The simulation models used in Mirror Plant are built based not on statistical data from plant operations, but on physical laws. Thus, says Yokogawa, processes can be theoretically verified, and the simulator can be used for a broad range of applications such as identifying problems in a process. The optimum operating conditions can then be identified before making changes to items such as the production volume or the feed material composition. 

Mirror Plant was developed based on the OmegaLand integrated dynamic simulation environment and its core technology, the Visual Modeler plant simulator. Both software packages were developed by Yokogawa’s subsidiary, Omega Simulation.

Meanwhile Finnish company VTT has successfully completed a project with Japanese cement manufacturer Ube Industries to develop a simulation model that helps to identify the best operational practices needed to reduce both energy consumption and emissions. 

The work was based on VTT’s existing modelling tool KilnSimu.
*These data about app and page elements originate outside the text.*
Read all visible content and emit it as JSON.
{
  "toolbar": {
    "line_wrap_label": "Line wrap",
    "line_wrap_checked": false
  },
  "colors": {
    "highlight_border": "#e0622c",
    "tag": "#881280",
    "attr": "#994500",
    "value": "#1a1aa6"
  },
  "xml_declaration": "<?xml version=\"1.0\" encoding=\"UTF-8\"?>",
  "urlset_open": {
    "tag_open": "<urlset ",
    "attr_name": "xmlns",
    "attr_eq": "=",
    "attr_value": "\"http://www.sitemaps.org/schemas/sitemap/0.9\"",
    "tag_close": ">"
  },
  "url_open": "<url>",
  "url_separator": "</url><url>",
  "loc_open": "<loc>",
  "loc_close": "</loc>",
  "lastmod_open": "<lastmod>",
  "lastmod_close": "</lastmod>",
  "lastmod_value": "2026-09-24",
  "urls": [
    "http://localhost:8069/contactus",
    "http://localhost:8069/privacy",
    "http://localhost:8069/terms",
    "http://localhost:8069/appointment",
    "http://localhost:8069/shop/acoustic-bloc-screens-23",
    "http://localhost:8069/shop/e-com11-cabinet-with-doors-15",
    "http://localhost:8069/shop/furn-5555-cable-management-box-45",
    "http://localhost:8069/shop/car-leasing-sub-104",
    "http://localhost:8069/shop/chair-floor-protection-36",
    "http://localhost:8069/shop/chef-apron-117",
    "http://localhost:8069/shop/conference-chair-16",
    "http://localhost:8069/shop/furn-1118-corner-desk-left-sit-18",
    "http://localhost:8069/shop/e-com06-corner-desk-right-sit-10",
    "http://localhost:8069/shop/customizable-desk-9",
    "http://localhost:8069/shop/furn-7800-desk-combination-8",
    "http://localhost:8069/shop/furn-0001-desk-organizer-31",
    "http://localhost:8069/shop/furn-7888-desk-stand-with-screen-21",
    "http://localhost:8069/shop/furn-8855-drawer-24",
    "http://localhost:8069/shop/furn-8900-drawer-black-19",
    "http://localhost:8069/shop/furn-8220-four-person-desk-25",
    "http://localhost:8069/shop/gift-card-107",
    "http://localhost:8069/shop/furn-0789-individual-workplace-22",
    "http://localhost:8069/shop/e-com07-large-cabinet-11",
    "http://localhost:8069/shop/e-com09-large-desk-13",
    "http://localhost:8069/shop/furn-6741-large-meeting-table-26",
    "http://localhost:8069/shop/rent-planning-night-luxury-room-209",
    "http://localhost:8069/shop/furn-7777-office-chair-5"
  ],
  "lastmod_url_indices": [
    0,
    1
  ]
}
This models the chemical reactions and phase changes in a rotary kiln, as well as their thermal and energy balances. With Ube Industries, the simulation was coupled with other modelling tools and modified to meet the company’s process parameters and operational experience.

The customised KilnSimu tool predicted successfully cement clinker crystal formation and composition. It also estimated reliably the circulation of harmful sulphate and chlorine species both in the pre-calciner and in the rotary kiln. In addition, it showed how to control the secondary air and fuel inlets to minimise the kiln’s energy consumption. The model is now helping Ube Industries to optimise and control its process operations.
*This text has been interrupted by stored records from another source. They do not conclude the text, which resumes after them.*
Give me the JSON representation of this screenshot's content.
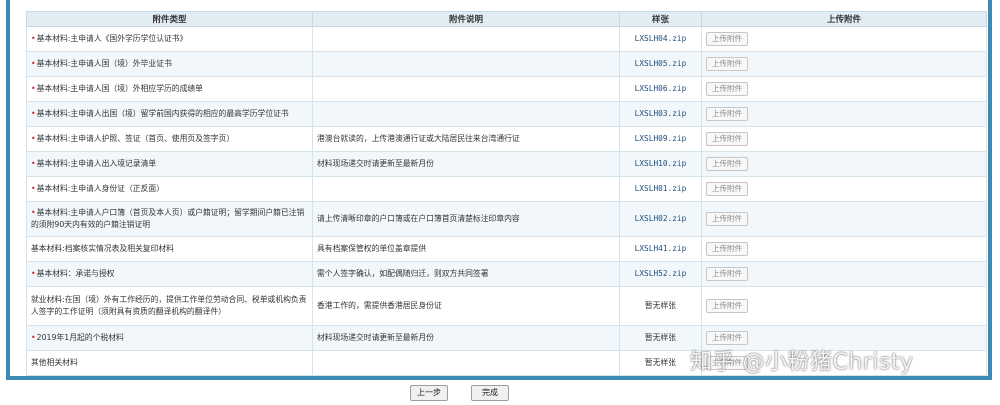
{
  "table": {
    "headers": [
      "附件类型",
      "附件说明",
      "样张",
      "上传附件"
    ],
    "upload_label": "上传附件",
    "rows": [
      {
        "required": true,
        "type": "基本材料:主申请人《国外学历学位认证书》",
        "desc": "",
        "sample": "LXSLH04.zip"
      },
      {
        "required": true,
        "type": "基本材料:主申请人国（境）外毕业证书",
        "desc": "",
        "sample": "LXSLH05.zip"
      },
      {
        "required": true,
        "type": "基本材料:主申请人国（境）外相应学历的成绩单",
        "desc": "",
        "sample": "LXSLH06.zip"
      },
      {
        "required": true,
        "type": "基本材料:主申请人出国（境）留学前国内获得的相应的最高学历学位证书",
        "desc": "",
        "sample": "LXSLH03.zip"
      },
      {
        "required": true,
        "type": "基本材料:主申请人护照、签证（首页、使用页及签字页）",
        "desc": "港澳台就读的，上传港澳通行证或大陆居民往来台湾通行证",
        "sample": "LXSLH09.zip"
      },
      {
        "required": true,
        "type": "基本材料:主申请人出入境记录清单",
        "desc": "材料现场递交时请更新至最新月份",
        "sample": "LXSLH10.zip"
      },
      {
        "required": true,
        "type": "基本材料:主申请人身份证（正反面）",
        "desc": "",
        "sample": "LXSLH01.zip"
      },
      {
        "required": true,
        "type": "基本材料:主申请人户口簿（首页及本人页）或户籍证明；留学期间户籍已注销的须附90天内有效的户籍注销证明",
        "desc": "请上传清晰印章的户口簿或在户口簿首页清楚标注印章内容",
        "sample": "LXSLH02.zip"
      },
      {
        "required": false,
        "type": "基本材料:档案核实情况表及相关复印材料",
        "desc": "具有档案保管权的单位盖章提供",
        "sample": "LXSLH41.zip"
      },
      {
        "required": true,
        "type": "基本材料：承诺与授权",
        "desc": "需个人签字确认，如配偶随归迁，则双方共同签署",
        "sample": "LXSLH52.zip"
      },
      {
        "required": false,
        "type": "就业材料:在国（境）外有工作经历的，提供工作单位劳动合同、税单或机构负责人签字的工作证明（须附具有资质的翻译机构的翻译件）",
        "desc": "香港工作的，需提供香港居民身份证",
        "sample": "暂无样张"
      },
      {
        "required": true,
        "type": "2019年1月起的个税材料",
        "desc": "材料现场递交时请更新至最新月份",
        "sample": "暂无样张"
      },
      {
        "required": false,
        "type": "其他相关材料",
        "desc": "",
        "sample": "暂无样张"
      }
    ]
  },
  "nav": {
    "prev_label": "上一步",
    "done_label": "完成"
  },
  "watermark": "知乎 @小粉猪Christy",
  "colors": {
    "frame_border": "#3a8ab4",
    "header_bg": "#e1ecf3",
    "required_star": "#d02020",
    "sample_link": "#1f4f7a"
  }
}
“For cement manufacturers, improvement of the process’s thermal efficiency is highly desirable. KilnSimu is a very powerful and useful tool for analysing the whole cement process. With it we can estimate the quantitative effect of process improvements,” noted a Ube spokesman.

Ube has three cement facilities in Japan with a combined production capacity of nine million tonnes/ year. Ube’s Process Technology Research Laboratory now uses KilnSimu to model the whole cement manufacturing process, from the pre-calciner subsystem to the rotary kiln and the clinker cooler unit.

Vessel designer saves €232,000/year with Autodesk software

Cameron Process Systems designs oil and water treatment vessels, which are complex as they can have more than 150 nozzle connections each. The speed up the design process the company recently made the move to digital prototyping with Autodesk Inventor. The new software has enabled the company to reuse designs and reduce errors. 

“With Inventor, we’ve built libraries of models that we can reuse quickly,” says Gary Foucault, Cameron’s design manager. “That’s a big help when you’re building vessels as complicated as ours. The 3D models have also helped us to reduce design errors and communicate our ideas more clearly to field installers and clients.”

Originally, the many nozzle variations meant that the modelling process lasted 3-4 weeks. Hoping to further expedite the design and drafting phase, Foucault closely examined the XML data being generated by the COMPASS calculation software and realised that all the data needed to generate models was already in the application. ”We just needed an intelligent, automated way to pull out the relevant data and use it to generate 3D models, drawings, schedules and part lists,” he added. 

With Autodesk Inventor Engineer-to-Order, Cameron can now automatically create drawings that offer multiple views of a vessel, nozzle schedules, and complete parts lists pulled from the company’s parts database. 

“With Autodesk Inventor Engineer-to-Order, our office is saving about US$60,000/year (€47,000) in avoiding errors in our nozzle schedules and parts lists. Multiply that by four other offices and we’re looking at savings of up to US$ 300,000/year (€232,000),” concluded Foucault.